As many as 21 million Americans have vision problems and 80 million have potentially blinding eye diseases. Age-related macular degeneration (AMD), cataract, diabetic retinopathy, and glaucoma are the main causes of vision problems and blindness in older Americans. There are some conventional treatments or surgery available for some eye conditions, but some people turn to dietary supplements to prevent them or to delay their progression. Here are 4 things you should know if you are considering taking dietary supplements for eye conditions:
- Findings from the Age-Related Eye Disease Studies (AREDS and AREDS2) suggest that taking dietary supplements with antioxidant vitamins and zinc may slow the progression of age-related macular degeneration in people who have intermediate AMD, and those who have late AMD in one eye. Data from other studies do not support using other dietary supplements, such as Ginkgo biloba and omega-3 fatty acids for AMD.
- Current research does not support the use of dietary supplementation with vitamins A, C, and E as glaucoma treatments. There is also little evidence to support using megavitamins, special diets, acupuncture, relaxation techniques, or therapeutic touch for glaucoma. Early detection and conventional treatment of glaucoma are important.
- Although there are some data from observational research that dietary vitamin B12 supplements may slow or prevent cataract development, no dietary supplements have been recommended for the treatment of cataracts.

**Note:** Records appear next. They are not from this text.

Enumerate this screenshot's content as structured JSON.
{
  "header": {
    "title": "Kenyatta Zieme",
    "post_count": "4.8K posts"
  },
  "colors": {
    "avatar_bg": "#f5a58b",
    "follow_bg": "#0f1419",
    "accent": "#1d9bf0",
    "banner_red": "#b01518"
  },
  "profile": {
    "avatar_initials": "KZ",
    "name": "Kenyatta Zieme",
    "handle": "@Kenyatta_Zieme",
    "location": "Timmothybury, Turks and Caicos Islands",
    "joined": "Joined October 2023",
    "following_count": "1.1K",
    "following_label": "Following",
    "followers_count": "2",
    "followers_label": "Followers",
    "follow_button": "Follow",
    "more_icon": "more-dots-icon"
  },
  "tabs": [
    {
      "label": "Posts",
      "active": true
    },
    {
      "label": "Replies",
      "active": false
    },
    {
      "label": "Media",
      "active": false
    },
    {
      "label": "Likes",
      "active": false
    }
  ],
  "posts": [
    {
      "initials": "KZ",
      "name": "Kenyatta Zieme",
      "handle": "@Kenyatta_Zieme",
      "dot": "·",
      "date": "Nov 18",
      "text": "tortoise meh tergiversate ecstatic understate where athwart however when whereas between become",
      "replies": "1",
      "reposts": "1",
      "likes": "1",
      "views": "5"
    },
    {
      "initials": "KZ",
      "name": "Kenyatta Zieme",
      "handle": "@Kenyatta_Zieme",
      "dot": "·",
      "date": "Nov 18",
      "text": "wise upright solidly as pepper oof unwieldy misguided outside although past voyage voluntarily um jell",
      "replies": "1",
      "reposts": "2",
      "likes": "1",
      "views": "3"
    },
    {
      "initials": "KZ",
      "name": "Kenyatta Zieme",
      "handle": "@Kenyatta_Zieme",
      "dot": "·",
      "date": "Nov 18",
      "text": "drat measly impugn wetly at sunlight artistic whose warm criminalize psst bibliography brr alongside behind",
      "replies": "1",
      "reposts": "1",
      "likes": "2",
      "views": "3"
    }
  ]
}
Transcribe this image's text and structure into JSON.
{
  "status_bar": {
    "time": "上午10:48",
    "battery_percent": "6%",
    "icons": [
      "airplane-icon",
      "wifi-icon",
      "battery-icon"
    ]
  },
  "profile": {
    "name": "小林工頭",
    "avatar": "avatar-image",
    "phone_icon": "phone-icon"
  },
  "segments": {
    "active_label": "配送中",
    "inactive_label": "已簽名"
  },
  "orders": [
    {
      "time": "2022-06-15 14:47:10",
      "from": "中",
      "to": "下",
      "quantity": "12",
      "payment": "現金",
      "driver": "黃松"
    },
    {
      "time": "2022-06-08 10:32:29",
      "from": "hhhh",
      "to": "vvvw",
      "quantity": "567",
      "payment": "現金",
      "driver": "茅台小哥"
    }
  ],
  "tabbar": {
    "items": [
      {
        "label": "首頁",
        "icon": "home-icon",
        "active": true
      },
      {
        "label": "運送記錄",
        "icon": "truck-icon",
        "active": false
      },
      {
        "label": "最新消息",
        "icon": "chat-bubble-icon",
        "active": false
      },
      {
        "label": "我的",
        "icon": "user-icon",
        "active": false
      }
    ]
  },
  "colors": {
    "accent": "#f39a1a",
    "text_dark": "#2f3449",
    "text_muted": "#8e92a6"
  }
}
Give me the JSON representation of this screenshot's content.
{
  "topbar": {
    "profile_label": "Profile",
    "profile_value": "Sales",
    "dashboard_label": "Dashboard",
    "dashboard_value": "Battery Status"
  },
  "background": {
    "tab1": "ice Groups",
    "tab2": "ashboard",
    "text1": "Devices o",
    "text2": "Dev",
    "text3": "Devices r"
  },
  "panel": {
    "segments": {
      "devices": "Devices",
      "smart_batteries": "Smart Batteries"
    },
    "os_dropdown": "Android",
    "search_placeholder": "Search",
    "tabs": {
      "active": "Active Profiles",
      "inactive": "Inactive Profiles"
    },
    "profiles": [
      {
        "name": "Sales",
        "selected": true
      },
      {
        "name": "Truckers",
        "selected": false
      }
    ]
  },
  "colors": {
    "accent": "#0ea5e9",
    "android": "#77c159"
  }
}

- Take charge of your health—talk with your health care providers about any complementary health approaches you use. Together, you can make shared, well-informed decisions.